Education & Training
New website aims to recruit students to the aerospace manufacturing industry in Quebec
By Manufacturing AUTOMATION
By Manufacturing AUTOMATION
Two schools in Quebec are partnering with a major organization to attract students to the province’s thriving aerospace manufacturing industry.
To meet the industry’s ongoing labour needs, CAMAQ (Comité sectoriel de main‐d’œuvre en aérospatiale au Québec); Aéro Montréal, Québec’s aerospace cluster; the École nationale d’aérotechnique (ÉNA), affiliated with the Collège Édouard-Montpetit and the École des métiers de l’aérospatiale de Montréal (ÉMAM) of the Commission scolaire de Montréal invite all young people and adults who seek well-paying careers with promising futures to contact educational institutions and register for their preferred training programs.

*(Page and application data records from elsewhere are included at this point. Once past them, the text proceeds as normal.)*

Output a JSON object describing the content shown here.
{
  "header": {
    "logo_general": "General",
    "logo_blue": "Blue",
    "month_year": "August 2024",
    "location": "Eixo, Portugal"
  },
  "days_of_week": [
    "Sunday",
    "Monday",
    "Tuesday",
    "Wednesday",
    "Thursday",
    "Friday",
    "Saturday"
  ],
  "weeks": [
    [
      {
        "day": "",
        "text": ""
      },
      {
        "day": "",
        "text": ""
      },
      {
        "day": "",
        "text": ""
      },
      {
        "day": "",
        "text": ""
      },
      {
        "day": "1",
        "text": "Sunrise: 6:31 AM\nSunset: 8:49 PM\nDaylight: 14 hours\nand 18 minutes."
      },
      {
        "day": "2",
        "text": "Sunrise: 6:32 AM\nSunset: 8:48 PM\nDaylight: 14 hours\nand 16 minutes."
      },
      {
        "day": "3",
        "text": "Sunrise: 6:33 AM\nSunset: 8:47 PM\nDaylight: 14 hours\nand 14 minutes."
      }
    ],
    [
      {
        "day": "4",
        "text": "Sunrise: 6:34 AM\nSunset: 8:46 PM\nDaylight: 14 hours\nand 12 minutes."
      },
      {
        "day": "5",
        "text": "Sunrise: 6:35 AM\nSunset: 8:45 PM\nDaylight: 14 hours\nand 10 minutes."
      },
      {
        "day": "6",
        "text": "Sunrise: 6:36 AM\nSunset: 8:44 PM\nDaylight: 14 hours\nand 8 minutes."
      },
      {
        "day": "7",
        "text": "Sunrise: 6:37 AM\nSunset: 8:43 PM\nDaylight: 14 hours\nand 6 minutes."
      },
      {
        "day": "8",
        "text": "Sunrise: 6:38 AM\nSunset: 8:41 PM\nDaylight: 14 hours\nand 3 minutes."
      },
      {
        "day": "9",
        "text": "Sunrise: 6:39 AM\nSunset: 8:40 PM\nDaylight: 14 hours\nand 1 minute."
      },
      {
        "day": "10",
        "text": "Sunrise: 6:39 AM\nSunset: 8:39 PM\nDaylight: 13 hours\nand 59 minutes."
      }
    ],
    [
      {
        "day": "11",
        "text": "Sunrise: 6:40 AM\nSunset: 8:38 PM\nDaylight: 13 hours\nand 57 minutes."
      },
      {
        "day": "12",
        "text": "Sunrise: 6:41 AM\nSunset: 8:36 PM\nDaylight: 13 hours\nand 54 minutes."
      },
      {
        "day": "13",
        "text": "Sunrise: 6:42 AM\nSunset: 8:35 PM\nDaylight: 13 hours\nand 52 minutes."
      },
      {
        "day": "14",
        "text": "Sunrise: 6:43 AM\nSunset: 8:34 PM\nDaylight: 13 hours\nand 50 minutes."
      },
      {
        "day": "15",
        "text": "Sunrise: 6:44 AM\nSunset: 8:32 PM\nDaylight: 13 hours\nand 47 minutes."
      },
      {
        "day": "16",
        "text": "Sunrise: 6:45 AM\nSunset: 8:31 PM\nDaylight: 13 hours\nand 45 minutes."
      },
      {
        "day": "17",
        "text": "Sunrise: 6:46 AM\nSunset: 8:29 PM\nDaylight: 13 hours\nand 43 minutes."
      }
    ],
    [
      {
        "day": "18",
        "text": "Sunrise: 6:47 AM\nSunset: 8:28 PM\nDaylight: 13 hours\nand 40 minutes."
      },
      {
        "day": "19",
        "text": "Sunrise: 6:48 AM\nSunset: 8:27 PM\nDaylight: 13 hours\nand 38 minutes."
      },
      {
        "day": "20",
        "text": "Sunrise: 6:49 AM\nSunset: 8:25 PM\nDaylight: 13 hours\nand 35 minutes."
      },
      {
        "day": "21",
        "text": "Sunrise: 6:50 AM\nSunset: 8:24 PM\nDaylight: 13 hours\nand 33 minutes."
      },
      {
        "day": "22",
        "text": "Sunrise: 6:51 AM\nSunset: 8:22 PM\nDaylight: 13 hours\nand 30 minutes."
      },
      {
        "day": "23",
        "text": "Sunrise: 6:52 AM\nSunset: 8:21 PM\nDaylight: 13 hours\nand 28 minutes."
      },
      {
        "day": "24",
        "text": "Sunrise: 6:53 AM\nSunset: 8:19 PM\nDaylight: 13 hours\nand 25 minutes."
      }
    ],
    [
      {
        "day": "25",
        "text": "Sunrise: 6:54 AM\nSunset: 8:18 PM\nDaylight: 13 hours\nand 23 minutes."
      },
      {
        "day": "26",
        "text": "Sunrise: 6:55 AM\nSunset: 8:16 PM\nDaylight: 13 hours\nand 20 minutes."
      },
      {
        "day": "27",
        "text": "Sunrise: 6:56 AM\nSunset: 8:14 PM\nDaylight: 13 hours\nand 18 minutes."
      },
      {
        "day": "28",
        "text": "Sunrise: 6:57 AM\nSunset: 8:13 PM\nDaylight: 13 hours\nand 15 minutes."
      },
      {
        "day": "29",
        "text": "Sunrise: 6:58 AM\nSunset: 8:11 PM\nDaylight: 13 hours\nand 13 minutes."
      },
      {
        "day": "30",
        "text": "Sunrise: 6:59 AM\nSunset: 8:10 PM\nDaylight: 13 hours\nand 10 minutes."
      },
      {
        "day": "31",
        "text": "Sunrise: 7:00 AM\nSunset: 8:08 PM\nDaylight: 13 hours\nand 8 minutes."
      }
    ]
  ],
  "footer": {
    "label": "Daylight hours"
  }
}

“The industry has regained its pace, and Québec’s aerospace businesses currently seek qualified workers for all manufacturing sub-sectors as well as aircraft maintenance,” said Serge Tremblay, executive director of CAMAQ. Annual employment censuses published by CAMAQ—for manufacturing and the airline and aircraft maintenance industries—predict that 2,323 new positions for engineers, machinists, cabinet makers/furniture finishers, pilots and specialized technicians will be created in 2013. These are in addition to the approximately 2,900 jobs already forecast to meet an annual 5 per cent turnover rate. These annual censuses cover the Québec aerospace industry in its entirety, some 360 businesses in all 17 administrative regions.
Faced with these significant labour needs, ÉMAM and ÉNA have joined forces to publicize their specialized aerospace training programs. They have launched a joint promotional campaign, which includes creation of the Web site www.desemploisenaero.com. This is the first time that the two institutions, the first of which offers professional training while the second offers technical training, have collaborated so closely to promote their education programs. The initiative has received formal support from several businesses.
“Its national status and two annexes, one in Mirabel and one in Trois-Rivières, make ÉMAM a key partner in meeting labour needs in both Montréal and the regions. With its work-study facilities, which fully reproduce industry workplace conditions, including current industry safety standards and regulations, ÉMAM is the leading school of its kind in Canada. Our graduates are already in high demand among employers and we hope to admit more students,” said Josée Péloquin, director of ÉMAM, said in a statement.
Serge Brasset, director general of Collège Édouard-Montpetit and Director of ÉNA, said: “ÉNA has offered college-level technical training for nearly 50 years with short-term programs for adults and three DEC programs. It is the largest aerotechnical training institute in North America and it maintains close ties with industry to ensure that it trains qualified workers who meet specific industry needs. Indeed, ÉNA graduates are highly sought-after by businesses.”
“Aerospace is an industry of the future. Sales currently exceed $12 billion and have seen an average annual growth rate of 5.7 per cent over the last 22 years. In addition, it provides over 42,000 quality jobs and has distinguished itself through leadership in research and development,” said Suzanne Benoit, president of Aéro Montréal.